Could be mildew. You could try cleaning it with a commercial deck cleaning product, which use acidity or oxidation to kill the spores. I think this can be avoided by making sure your piece is fully seasoned before working it (you’ll sand or plane off the outer layer with the mildew growth to get a fresh surface). Kiln dried wood should not have this problem but it depends on how thorough they are.

George Maffett

Fly specks.

Steve Heslop

It’s sap. When trying to identify a fir tree, or a piece of fir lumber, sap is the biggest giveaway. I’ve worked with d. fir that has been cut down years ago, and is bleached white, or almost rotted to dirt, and it still has sap running. What you’re seeing is tiny little dots of sap coming through either the tiny pores left from planing or sanding. or tiny pores in whatever finish you put on it. The tiny drops of sap come to the surface, then crystalize like sugar when they oxidize, leaving little, white, specks on the surface.… Read more »

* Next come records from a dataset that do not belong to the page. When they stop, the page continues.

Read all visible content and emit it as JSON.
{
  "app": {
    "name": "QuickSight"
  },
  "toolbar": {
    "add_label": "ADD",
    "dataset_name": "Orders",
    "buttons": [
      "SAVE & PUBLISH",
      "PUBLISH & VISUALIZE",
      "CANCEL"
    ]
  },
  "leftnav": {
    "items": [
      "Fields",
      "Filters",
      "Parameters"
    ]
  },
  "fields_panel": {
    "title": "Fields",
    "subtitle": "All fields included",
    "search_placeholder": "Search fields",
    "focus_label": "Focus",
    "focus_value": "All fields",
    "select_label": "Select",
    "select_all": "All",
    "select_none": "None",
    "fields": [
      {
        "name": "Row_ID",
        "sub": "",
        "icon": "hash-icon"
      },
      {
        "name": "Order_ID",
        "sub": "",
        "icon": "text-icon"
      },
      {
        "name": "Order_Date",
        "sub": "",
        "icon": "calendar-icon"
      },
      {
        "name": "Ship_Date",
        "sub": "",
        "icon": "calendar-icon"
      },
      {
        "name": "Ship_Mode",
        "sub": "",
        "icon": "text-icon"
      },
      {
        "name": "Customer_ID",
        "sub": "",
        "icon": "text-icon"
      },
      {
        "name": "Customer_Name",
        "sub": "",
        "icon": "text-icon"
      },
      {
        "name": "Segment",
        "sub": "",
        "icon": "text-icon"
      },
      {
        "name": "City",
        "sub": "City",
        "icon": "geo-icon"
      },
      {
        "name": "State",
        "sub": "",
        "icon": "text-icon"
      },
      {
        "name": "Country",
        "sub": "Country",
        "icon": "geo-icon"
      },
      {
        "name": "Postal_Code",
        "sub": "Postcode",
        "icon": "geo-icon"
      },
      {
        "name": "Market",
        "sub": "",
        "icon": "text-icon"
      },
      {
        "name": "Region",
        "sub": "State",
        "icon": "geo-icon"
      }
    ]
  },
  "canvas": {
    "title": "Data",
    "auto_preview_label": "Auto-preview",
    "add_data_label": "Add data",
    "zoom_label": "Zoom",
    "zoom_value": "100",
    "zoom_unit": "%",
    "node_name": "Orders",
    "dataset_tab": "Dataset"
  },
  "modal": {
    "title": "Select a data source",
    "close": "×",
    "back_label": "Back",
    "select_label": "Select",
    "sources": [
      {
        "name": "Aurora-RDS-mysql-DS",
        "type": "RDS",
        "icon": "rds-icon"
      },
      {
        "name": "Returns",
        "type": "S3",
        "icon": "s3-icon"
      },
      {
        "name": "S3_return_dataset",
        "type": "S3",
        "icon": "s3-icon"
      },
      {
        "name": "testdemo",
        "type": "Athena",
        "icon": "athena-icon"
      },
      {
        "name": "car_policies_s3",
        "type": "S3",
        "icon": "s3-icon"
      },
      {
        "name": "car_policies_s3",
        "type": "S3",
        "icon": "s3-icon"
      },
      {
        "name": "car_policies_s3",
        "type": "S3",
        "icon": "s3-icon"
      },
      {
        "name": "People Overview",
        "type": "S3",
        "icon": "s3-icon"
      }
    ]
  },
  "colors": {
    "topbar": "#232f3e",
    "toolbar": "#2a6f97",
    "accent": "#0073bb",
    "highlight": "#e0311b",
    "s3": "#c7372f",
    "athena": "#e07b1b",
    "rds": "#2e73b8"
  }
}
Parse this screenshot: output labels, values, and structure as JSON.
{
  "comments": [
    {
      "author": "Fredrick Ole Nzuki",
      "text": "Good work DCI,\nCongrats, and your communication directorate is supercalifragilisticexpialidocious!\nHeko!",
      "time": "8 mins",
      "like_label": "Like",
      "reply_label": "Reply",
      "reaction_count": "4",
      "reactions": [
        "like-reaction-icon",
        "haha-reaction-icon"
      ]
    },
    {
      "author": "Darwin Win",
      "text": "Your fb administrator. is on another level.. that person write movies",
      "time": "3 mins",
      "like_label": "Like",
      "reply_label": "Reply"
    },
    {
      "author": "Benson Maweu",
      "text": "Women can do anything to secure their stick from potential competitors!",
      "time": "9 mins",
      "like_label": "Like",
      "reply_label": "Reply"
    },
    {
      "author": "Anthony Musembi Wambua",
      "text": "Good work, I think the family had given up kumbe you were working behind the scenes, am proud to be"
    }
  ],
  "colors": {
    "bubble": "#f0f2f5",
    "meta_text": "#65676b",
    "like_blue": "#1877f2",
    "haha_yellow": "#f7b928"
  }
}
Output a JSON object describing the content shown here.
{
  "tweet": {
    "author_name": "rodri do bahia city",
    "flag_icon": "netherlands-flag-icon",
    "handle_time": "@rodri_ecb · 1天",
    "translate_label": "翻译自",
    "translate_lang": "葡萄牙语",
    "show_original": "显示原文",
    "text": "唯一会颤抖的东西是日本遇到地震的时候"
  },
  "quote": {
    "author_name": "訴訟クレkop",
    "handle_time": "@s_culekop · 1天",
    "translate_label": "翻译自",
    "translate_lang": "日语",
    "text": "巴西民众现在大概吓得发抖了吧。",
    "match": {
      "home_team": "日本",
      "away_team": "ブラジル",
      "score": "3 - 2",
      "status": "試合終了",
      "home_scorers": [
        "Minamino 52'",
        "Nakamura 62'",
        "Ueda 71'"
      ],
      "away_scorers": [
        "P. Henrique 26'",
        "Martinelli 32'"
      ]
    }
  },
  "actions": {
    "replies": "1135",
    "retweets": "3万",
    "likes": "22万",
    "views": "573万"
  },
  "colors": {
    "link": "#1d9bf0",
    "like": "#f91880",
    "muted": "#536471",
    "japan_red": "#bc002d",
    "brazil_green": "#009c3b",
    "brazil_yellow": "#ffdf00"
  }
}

Stuart R Snider

So many of these issues are affected by the sapwood:heartwood ratio in the fir piece used. Fir sapwood predominates through tree age 20 after which the proportion of heartwood increases. Heartwood is stronger and harder by more than 25%. When dried a piece 1″x2″x12″ placed vertically can support a weight of one ton! You should select the reddish heartwood fir studs when building a weight-bearing wall.

Matthew Niedbala

I’m jealous of these westerners and their perfect softwood…

Jeff Smith

14″x5 1/2″ Snare drum I made from Douglas Fir.


Such a gorgeous scandinavian style floor & our most popular floor… dubbed the world’s most beautiful floor…but the most problematic that we produce. Many people are unaware that Douglas Fir is a Softwood and will mark / dent also has a tendency to split and crack.


In my experience, density matters. If your growth rings are 1/4 inch each, its soft. We mill trees with 10 years to 1 inch of growth and they are hard and strong.


Good Morning ,does anyone know how much weight can be put on a 1 and a half inch by 2 inch Pc. of doug fir 2 inch tall that is hanging over a metal frame 9 inches,I am wanting to do this for floor framing for my rv trailer 16 inch on center

pradeep kumar dawda

Than ks a very good information . it is very use ful in engeneering and construction parts

thx a lot


Thanks for the information. I have read here that it offers good struggle to splitting which makes it a good lateral holder of drilled objects. Is it true?


I found that after burning this wood we, meaning my two Standard Poodles and me, couldn’t breath very well. I didn’t connect it soon enough to stop the effects of the difficulty to breathing and the couphing, until after a couple of days. I had to take my oldest, Cash, to the Vet and he had to go on medication. Cottonwood almost killed me a few years earlier when I burned it on a reguler basis. I now have found a couple of woods that my dogs and I can not use on a regular basis. I have found that… Read more »


did you make sure it was very dry and well seasoned???? burning anything green or half green is bad for anyone and bad for the chimney (creosote).


do you burn it outdoors for a camp fire? If in a wood stove, consider checking your stove and pipes for leaks.